» Exercise: Give an exact copy of the data that follows, but none of its pictures.

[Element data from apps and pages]
________________________________________
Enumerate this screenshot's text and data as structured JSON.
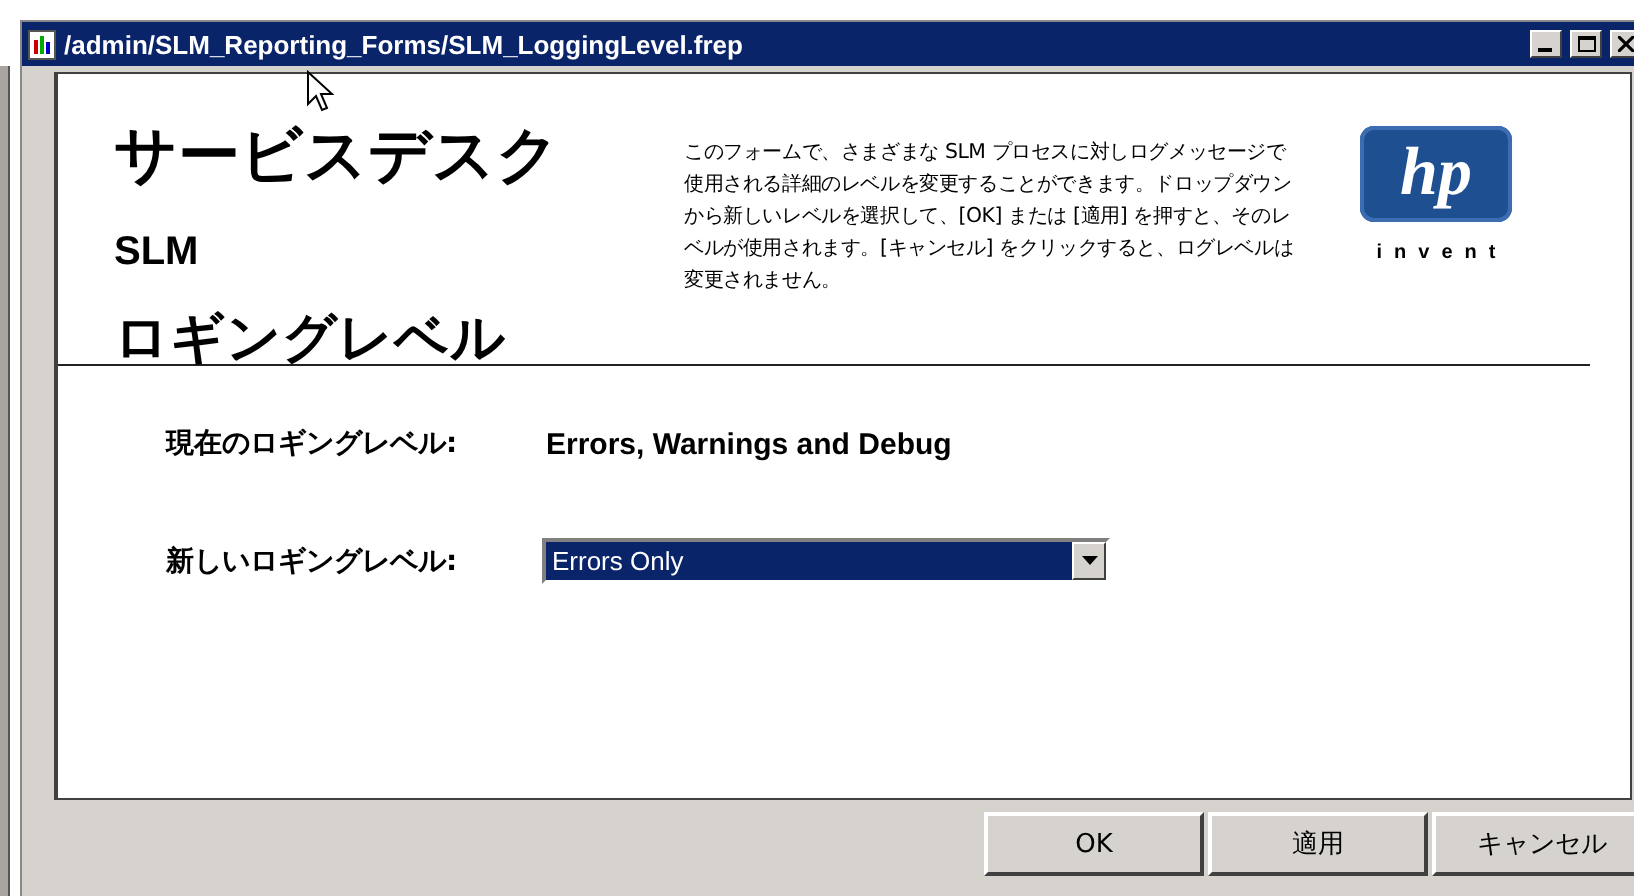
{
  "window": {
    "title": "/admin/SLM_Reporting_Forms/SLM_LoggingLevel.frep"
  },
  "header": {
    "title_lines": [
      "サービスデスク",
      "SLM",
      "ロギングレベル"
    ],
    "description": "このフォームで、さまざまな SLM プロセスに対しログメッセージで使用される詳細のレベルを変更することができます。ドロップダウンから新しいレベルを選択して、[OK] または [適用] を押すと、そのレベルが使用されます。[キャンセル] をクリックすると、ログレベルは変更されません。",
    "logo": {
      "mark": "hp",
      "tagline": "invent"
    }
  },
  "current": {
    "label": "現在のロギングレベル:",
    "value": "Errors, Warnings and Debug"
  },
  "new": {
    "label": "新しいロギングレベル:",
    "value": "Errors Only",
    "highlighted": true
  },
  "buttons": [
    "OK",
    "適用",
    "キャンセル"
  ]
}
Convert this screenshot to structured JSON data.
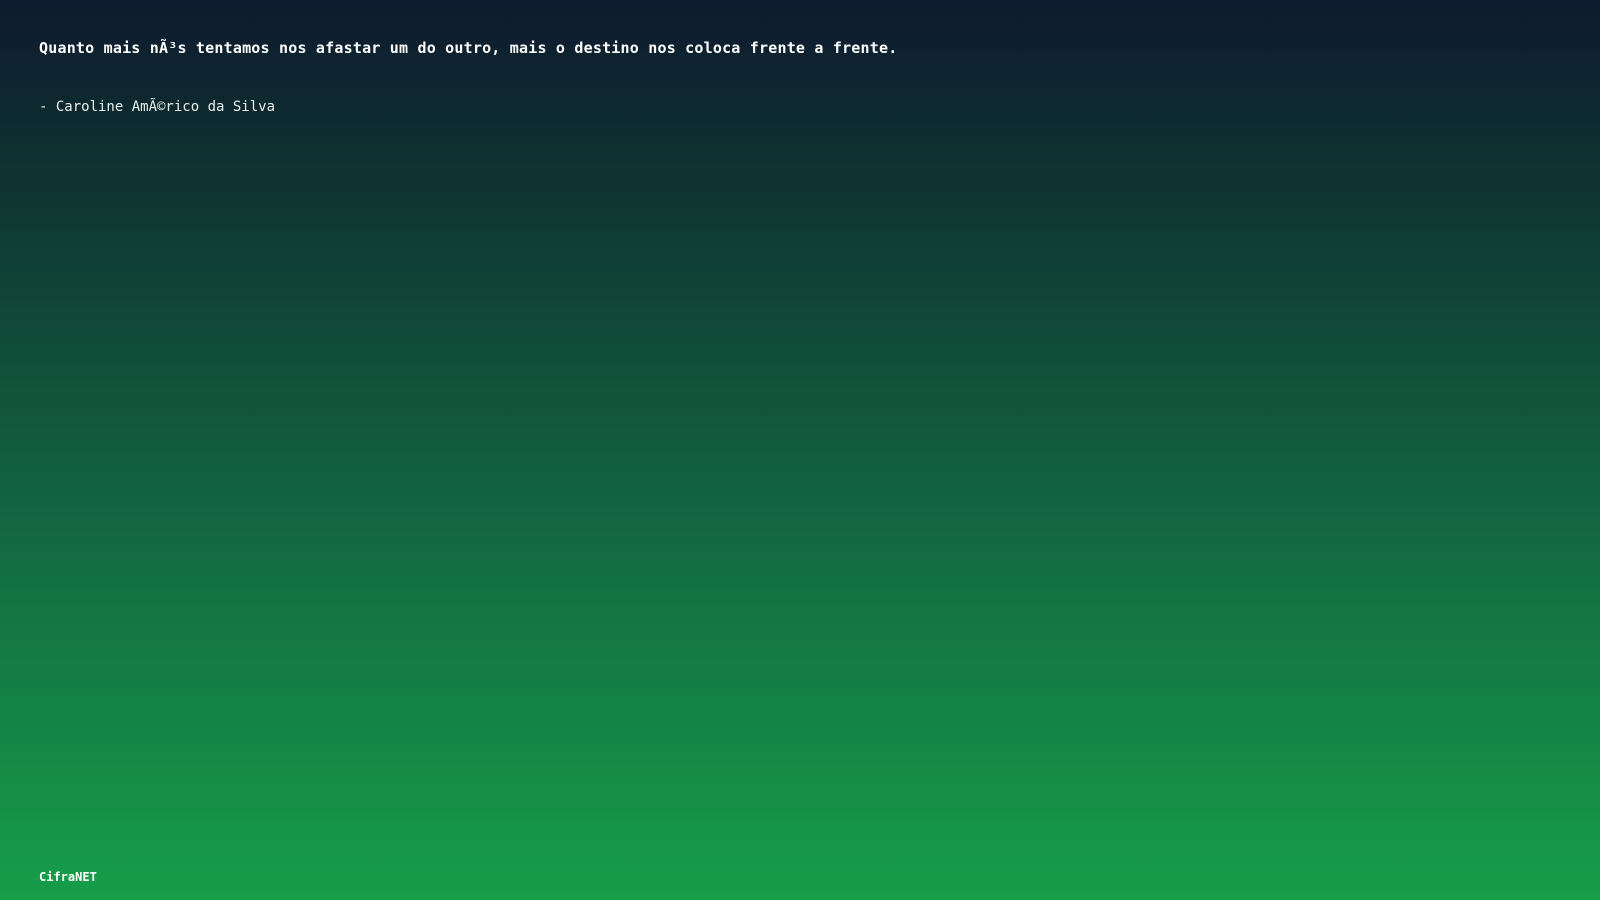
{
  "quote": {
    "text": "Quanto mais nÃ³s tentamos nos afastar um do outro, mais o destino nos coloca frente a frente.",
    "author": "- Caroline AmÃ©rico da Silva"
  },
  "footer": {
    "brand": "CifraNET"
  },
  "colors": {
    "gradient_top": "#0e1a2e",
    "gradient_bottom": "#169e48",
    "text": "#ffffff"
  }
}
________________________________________
» Reply to the exercise:
Enumerate this screenshot's text and data as structured JSON.
{
  "window": {
    "title": "/admin/SLM_Reporting_Forms/SLM_LoggingLevel.frep"
  },
  "header": {
    "title_lines": [
      "サービスデスク",
      "SLM",
      "ロギングレベル"
    ],
    "description": "このフォームで、さまざまな SLM プロセスに対しログメッセージで使用される詳細のレベルを変更することができます。ドロップダウンから新しいレベルを選択して、[OK] または [適用] を押すと、そのレベルが使用されます。[キャンセル] をクリックすると、ログレベルは変更されません。",
    "logo": {
      "mark": "hp",
      "tagline": "invent"
    }
  },
  "current": {
    "label": "現在のロギングレベル:",
    "value": "Errors, Warnings and Debug"
  },
  "new": {
    "label": "新しいロギングレベル:",
    "value": "Errors Only",
    "highlighted": true
  },
  "buttons": [
    "OK",
    "適用",
    "キャンセル"
  ]
}
Convert this screenshot to structured JSON data.
{
  "quote": {
    "text": "Quanto mais nÃ³s tentamos nos afastar um do outro, mais o destino nos coloca frente a frente.",
    "author": "- Caroline AmÃ©rico da Silva"
  },
  "footer": {
    "brand": "CifraNET"
  },
  "colors": {
    "gradient_top": "#0e1a2e",
    "gradient_bottom": "#169e48",
    "text": "#ffffff"
  }
}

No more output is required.